* TO DO *
What is needed is a copy of each line in the listing below that contains "folder".

* INFORMATION PROVIDED *
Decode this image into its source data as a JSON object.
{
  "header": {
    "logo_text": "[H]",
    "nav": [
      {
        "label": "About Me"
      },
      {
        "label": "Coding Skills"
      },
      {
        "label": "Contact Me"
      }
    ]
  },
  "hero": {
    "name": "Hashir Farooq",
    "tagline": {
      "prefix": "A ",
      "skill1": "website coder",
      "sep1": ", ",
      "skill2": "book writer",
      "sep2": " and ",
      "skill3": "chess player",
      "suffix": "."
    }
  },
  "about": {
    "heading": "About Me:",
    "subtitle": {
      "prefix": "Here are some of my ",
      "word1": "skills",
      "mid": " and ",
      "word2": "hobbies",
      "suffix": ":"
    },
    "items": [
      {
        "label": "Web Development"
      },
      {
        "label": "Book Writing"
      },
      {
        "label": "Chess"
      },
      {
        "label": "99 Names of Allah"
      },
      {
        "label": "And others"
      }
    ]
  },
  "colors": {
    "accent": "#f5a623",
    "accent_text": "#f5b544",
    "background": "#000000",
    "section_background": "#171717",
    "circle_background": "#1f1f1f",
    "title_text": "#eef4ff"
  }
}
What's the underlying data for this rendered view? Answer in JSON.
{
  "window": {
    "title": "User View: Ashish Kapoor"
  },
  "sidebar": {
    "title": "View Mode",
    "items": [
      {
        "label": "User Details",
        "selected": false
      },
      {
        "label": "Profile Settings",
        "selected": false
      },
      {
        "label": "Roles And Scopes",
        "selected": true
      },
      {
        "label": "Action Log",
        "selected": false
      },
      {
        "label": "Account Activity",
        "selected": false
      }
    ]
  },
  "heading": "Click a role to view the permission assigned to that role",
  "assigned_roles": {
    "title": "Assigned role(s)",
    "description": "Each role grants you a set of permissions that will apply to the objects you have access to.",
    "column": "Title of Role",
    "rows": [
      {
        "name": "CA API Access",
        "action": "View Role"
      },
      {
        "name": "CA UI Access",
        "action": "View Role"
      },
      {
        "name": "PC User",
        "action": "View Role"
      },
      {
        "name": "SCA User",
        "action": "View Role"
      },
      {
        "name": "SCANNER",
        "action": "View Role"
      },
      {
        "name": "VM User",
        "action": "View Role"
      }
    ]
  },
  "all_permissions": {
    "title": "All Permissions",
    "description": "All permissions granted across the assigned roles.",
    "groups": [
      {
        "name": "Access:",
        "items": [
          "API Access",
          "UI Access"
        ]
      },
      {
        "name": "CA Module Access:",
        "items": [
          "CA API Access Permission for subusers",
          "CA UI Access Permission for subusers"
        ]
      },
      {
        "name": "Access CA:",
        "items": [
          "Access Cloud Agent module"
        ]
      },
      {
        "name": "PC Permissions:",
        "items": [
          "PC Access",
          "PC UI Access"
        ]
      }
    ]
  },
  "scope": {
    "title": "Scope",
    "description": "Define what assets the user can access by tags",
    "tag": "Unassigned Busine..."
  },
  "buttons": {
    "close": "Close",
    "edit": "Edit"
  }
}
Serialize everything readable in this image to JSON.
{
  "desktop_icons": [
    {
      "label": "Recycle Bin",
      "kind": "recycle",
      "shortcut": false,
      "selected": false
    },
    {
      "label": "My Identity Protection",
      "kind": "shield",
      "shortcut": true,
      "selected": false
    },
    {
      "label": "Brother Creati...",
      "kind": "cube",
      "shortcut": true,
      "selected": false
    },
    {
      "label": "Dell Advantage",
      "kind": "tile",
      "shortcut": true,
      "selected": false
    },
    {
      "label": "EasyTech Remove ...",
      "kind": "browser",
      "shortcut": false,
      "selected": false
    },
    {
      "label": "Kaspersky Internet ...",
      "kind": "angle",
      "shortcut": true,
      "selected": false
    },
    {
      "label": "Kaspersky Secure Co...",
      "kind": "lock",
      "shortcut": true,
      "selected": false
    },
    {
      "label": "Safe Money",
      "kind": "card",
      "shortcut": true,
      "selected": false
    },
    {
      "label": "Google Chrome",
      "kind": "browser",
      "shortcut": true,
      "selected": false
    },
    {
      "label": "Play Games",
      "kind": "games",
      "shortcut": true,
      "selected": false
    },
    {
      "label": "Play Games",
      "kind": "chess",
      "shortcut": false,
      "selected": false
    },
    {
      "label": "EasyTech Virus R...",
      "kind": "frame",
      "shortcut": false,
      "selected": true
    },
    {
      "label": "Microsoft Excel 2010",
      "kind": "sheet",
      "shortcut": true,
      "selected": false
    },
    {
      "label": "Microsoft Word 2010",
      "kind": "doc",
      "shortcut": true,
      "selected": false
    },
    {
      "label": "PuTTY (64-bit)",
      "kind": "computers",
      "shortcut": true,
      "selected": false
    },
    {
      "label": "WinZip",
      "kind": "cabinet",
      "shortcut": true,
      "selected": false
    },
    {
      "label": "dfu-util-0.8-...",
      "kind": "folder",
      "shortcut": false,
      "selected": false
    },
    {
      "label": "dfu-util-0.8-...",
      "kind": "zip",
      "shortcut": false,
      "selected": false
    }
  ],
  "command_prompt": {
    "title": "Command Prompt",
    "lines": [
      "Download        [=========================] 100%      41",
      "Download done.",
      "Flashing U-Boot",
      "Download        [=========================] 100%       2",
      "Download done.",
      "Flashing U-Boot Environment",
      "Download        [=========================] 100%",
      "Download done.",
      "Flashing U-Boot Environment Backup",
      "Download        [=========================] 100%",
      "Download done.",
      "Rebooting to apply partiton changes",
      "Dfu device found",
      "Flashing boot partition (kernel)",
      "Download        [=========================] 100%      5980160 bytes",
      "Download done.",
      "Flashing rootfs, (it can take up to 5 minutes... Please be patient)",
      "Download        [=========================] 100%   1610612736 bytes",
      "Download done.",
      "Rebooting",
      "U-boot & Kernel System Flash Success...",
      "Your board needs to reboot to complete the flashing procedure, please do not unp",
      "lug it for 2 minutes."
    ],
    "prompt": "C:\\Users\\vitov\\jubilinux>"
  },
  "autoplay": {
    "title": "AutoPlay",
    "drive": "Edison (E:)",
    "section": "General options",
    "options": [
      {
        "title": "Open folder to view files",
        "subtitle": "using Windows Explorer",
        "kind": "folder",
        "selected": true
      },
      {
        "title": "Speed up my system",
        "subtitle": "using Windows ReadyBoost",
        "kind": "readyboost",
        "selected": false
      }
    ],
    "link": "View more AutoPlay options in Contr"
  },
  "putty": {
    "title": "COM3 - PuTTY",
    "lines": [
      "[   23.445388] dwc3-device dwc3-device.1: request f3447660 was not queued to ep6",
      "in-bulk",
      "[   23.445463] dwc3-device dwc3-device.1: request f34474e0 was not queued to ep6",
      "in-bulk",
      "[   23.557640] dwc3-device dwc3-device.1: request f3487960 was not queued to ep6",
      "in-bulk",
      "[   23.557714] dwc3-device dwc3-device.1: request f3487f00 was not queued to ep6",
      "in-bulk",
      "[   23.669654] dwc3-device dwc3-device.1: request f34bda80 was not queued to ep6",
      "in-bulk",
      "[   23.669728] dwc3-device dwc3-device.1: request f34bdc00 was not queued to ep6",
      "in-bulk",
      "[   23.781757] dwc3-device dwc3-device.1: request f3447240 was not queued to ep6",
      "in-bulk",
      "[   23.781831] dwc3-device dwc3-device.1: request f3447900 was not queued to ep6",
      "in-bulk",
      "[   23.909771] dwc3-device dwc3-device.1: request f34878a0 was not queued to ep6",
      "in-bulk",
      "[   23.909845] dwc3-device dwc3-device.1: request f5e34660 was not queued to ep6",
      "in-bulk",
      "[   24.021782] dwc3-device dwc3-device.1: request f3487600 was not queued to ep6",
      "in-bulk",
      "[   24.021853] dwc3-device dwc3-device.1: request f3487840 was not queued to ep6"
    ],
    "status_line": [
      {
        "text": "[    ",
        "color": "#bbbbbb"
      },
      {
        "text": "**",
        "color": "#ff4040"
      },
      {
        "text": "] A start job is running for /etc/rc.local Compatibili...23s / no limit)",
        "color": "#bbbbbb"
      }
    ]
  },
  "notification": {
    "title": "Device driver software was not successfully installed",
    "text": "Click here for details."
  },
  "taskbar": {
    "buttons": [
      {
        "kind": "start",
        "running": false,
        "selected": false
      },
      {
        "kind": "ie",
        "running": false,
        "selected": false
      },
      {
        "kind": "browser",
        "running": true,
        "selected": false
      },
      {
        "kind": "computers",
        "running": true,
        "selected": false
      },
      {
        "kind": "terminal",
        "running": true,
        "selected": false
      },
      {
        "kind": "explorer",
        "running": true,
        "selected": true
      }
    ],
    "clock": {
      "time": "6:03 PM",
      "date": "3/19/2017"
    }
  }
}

* YOUR RESPONSE *
      "kind": "folder",
        "title": "Open folder to view files",
        "kind": "folder",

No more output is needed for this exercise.